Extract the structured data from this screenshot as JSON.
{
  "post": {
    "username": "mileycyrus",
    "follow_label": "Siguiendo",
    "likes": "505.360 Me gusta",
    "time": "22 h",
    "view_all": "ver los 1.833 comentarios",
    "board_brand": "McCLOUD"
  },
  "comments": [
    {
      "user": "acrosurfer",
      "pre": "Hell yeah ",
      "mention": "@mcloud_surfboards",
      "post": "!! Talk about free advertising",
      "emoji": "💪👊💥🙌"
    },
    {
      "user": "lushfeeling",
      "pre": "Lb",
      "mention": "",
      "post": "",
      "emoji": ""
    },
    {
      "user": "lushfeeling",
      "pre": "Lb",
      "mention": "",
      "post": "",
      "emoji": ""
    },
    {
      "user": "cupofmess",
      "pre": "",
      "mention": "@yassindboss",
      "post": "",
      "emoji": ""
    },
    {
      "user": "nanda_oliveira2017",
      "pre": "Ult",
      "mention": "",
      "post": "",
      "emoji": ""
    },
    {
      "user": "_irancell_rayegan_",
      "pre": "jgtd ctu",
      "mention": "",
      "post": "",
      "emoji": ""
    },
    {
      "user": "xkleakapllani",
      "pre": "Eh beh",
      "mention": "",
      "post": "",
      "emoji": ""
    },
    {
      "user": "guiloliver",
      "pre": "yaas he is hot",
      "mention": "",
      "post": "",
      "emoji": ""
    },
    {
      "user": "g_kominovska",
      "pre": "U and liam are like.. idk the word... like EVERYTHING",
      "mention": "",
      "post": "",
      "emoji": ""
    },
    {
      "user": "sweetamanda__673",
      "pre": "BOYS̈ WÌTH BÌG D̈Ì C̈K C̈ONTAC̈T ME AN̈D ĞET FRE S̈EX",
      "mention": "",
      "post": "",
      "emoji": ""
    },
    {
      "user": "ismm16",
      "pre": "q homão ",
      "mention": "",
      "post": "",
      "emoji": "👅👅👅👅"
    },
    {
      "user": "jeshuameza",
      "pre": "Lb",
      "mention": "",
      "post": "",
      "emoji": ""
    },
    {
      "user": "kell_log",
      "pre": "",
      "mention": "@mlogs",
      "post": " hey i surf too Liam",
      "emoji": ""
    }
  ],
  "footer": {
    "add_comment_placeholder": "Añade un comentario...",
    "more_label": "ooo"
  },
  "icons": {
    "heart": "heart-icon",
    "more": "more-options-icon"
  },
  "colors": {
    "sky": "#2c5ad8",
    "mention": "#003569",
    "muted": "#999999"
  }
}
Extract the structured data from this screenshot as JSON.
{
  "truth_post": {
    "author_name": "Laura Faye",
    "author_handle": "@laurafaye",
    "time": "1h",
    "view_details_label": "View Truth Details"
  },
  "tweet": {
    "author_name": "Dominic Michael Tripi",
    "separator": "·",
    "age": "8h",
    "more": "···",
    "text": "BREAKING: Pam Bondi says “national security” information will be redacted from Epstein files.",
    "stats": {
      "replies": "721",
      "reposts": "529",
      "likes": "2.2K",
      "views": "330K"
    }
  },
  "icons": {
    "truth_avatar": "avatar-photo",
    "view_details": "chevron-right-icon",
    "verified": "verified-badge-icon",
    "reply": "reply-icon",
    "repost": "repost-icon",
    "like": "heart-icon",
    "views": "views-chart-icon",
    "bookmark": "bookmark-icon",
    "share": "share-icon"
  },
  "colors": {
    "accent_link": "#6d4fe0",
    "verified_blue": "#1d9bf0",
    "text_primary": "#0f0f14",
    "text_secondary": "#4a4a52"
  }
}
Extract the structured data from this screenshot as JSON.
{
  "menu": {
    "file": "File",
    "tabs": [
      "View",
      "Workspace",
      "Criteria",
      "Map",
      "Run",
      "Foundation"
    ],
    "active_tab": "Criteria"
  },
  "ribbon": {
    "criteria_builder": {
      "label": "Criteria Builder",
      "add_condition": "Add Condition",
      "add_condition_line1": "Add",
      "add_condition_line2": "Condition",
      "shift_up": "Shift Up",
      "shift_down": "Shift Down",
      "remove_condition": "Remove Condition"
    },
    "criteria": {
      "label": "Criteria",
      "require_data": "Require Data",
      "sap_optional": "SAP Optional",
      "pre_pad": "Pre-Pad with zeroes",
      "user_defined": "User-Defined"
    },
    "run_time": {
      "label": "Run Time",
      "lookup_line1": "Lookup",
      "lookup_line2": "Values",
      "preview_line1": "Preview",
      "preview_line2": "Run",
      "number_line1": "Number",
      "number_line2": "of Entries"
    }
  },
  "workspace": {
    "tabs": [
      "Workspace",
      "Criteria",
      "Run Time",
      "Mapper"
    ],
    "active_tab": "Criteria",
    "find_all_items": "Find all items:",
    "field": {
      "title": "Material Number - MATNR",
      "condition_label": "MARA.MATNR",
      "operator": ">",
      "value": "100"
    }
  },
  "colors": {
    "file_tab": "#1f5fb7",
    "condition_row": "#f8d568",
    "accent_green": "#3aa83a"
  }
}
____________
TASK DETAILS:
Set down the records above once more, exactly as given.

PROBLEM SOLUTION:
Extract the structured data from this screenshot as JSON.
{
  "post": {
    "username": "mileycyrus",
    "follow_label": "Siguiendo",
    "likes": "505.360 Me gusta",
    "time": "22 h",
    "view_all": "ver los 1.833 comentarios",
    "board_brand": "McCLOUD"
  },
  "comments": [
    {
      "user": "acrosurfer",
      "pre": "Hell yeah ",
      "mention": "@mcloud_surfboards",
      "post": "!! Talk about free advertising",
      "emoji": "💪👊💥🙌"
    },
    {
      "user": "lushfeeling",
      "pre": "Lb",
      "mention": "",
      "post": "",
      "emoji": ""
    },
    {
      "user": "lushfeeling",
      "pre": "Lb",
      "mention": "",
      "post": "",
      "emoji": ""
    },
    {
      "user": "cupofmess",
      "pre": "",
      "mention": "@yassindboss",
      "post": "",
      "emoji": ""
    },
    {
      "user": "nanda_oliveira2017",
      "pre": "Ult",
      "mention": "",
      "post": "",
      "emoji": ""
    },
    {
      "user": "_irancell_rayegan_",
      "pre": "jgtd ctu",
      "mention": "",
      "post": "",
      "emoji": ""
    },
    {
      "user": "xkleakapllani",
      "pre": "Eh beh",
      "mention": "",
      "post": "",
      "emoji": ""
    },
    {
      "user": "guiloliver",
      "pre": "yaas he is hot",
      "mention": "",
      "post": "",
      "emoji": ""
    },
    {
      "user": "g_kominovska",
      "pre": "U and liam are like.. idk the word... like EVERYTHING",
      "mention": "",
      "post": "",
      "emoji": ""
    },
    {
      "user": "sweetamanda__673",
      "pre": "BOYS̈ WÌTH BÌG D̈Ì C̈K C̈ONTAC̈T ME AN̈D ĞET FRE S̈EX",
      "mention": "",
      "post": "",
      "emoji": ""
    },
    {
      "user": "ismm16",
      "pre": "q homão ",
      "mention": "",
      "post": "",
      "emoji": "👅👅👅👅"
    },
    {
      "user": "jeshuameza",
      "pre": "Lb",
      "mention": "",
      "post": "",
      "emoji": ""
    },
    {
      "user": "kell_log",
      "pre": "",
      "mention": "@mlogs",
      "post": " hey i surf too Liam",
      "emoji": ""
    }
  ],
  "footer": {
    "add_comment_placeholder": "Añade un comentario...",
    "more_label": "ooo"
  },
  "icons": {
    "heart": "heart-icon",
    "more": "more-options-icon"
  },
  "colors": {
    "sky": "#2c5ad8",
    "mention": "#003569",
    "muted": "#999999"
  }
}
Extract the structured data from this screenshot as JSON.
{
  "truth_post": {
    "author_name": "Laura Faye",
    "author_handle": "@laurafaye",
    "time": "1h",
    "view_details_label": "View Truth Details"
  },
  "tweet": {
    "author_name": "Dominic Michael Tripi",
    "separator": "·",
    "age": "8h",
    "more": "···",
    "text": "BREAKING: Pam Bondi says “national security” information will be redacted from Epstein files.",
    "stats": {
      "replies": "721",
      "reposts": "529",
      "likes": "2.2K",
      "views": "330K"
    }
  },
  "icons": {
    "truth_avatar": "avatar-photo",
    "view_details": "chevron-right-icon",
    "verified": "verified-badge-icon",
    "reply": "reply-icon",
    "repost": "repost-icon",
    "like": "heart-icon",
    "views": "views-chart-icon",
    "bookmark": "bookmark-icon",
    "share": "share-icon"
  },
  "colors": {
    "accent_link": "#6d4fe0",
    "verified_blue": "#1d9bf0",
    "text_primary": "#0f0f14",
    "text_secondary": "#4a4a52"
  }
}
Extract the structured data from this screenshot as JSON.
{
  "menu": {
    "file": "File",
    "tabs": [
      "View",
      "Workspace",
      "Criteria",
      "Map",
      "Run",
      "Foundation"
    ],
    "active_tab": "Criteria"
  },
  "ribbon": {
    "criteria_builder": {
      "label": "Criteria Builder",
      "add_condition": "Add Condition",
      "add_condition_line1": "Add",
      "add_condition_line2": "Condition",
      "shift_up": "Shift Up",
      "shift_down": "Shift Down",
      "remove_condition": "Remove Condition"
    },
    "criteria": {
      "label": "Criteria",
      "require_data": "Require Data",
      "sap_optional": "SAP Optional",
      "pre_pad": "Pre-Pad with zeroes",
      "user_defined": "User-Defined"
    },
    "run_time": {
      "label": "Run Time",
      "lookup_line1": "Lookup",
      "lookup_line2": "Values",
      "preview_line1": "Preview",
      "preview_line2": "Run",
      "number_line1": "Number",
      "number_line2": "of Entries"
    }
  },
  "workspace": {
    "tabs": [
      "Workspace",
      "Criteria",
      "Run Time",
      "Mapper"
    ],
    "active_tab": "Criteria",
    "find_all_items": "Find all items:",
    "field": {
      "title": "Material Number - MATNR",
      "condition_label": "MARA.MATNR",
      "operator": ">",
      "value": "100"
    }
  },
  "colors": {
    "file_tab": "#1f5fb7",
    "condition_row": "#f8d568",
    "accent_green": "#3aa83a"
  }
}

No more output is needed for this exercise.